Wyeth filed its brief yesterday in the U.S. Supreme Court in the Levine case, the closely-watched, much-anticipated, case regarding FDA preemption. The drug at issue is the company’s anti-nausea drug, Phenergan. Levine claims that the drug’s labeling should have foreclosed IV push injection of Phenergan because of the risk of injury. Wyeth has argued that the FDA’s approval of the Phenergan labels/warnings preempted any such state-law claims over the product.

In October 2006, the Vermont Supreme Court upheld a $7 million judgment for Levine and ordered Wyeth to modify the drug’s label to reflect the alleged risk, citing a “presumption against preemption.”

The Supreme Court granted cert in January, and in the brief, Wyeth notes that the FDCA prohibited it from modifying the drug’s label in most cases without approval from the FDA. Vermont law, by contrast, imposed a tort-law requirement that Wyeth alter that labeling (to foreclose IV administration) regardless of FDA action.

In the FDCA, Congress established a drug-approval regime in which an expert scientific agency makes uniform, national judgments about the safety and effectiveness of prescription drugs by balancing therapeutic benefits against safety risks ex ante, taking into account the interests of all potential patients.
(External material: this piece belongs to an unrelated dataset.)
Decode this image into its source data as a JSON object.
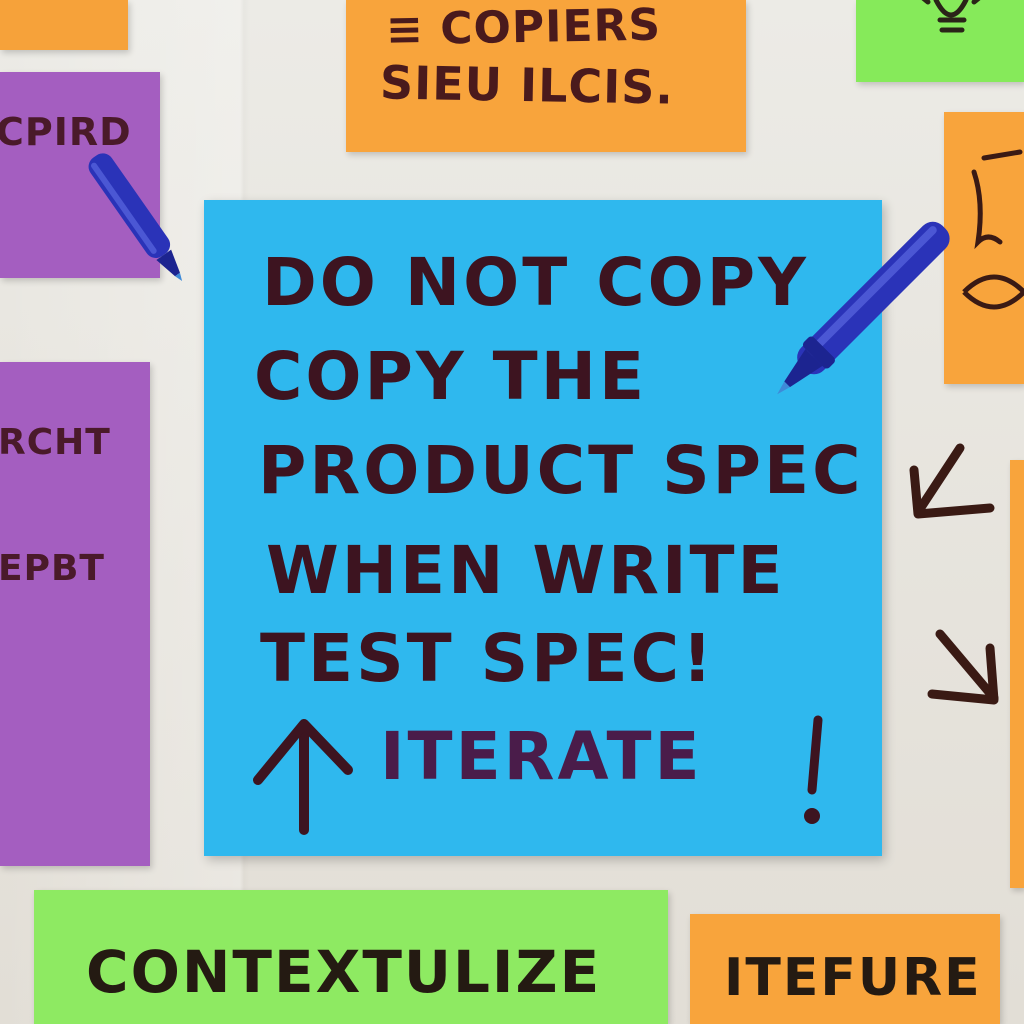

Wyeth argues that FDA struck precisely that type of balance in approving IV administration of Phenergan and in determining what warnings and instructions were appropriate to manage its associated risks.

Plaintiff has until August 1 to file the reply brief.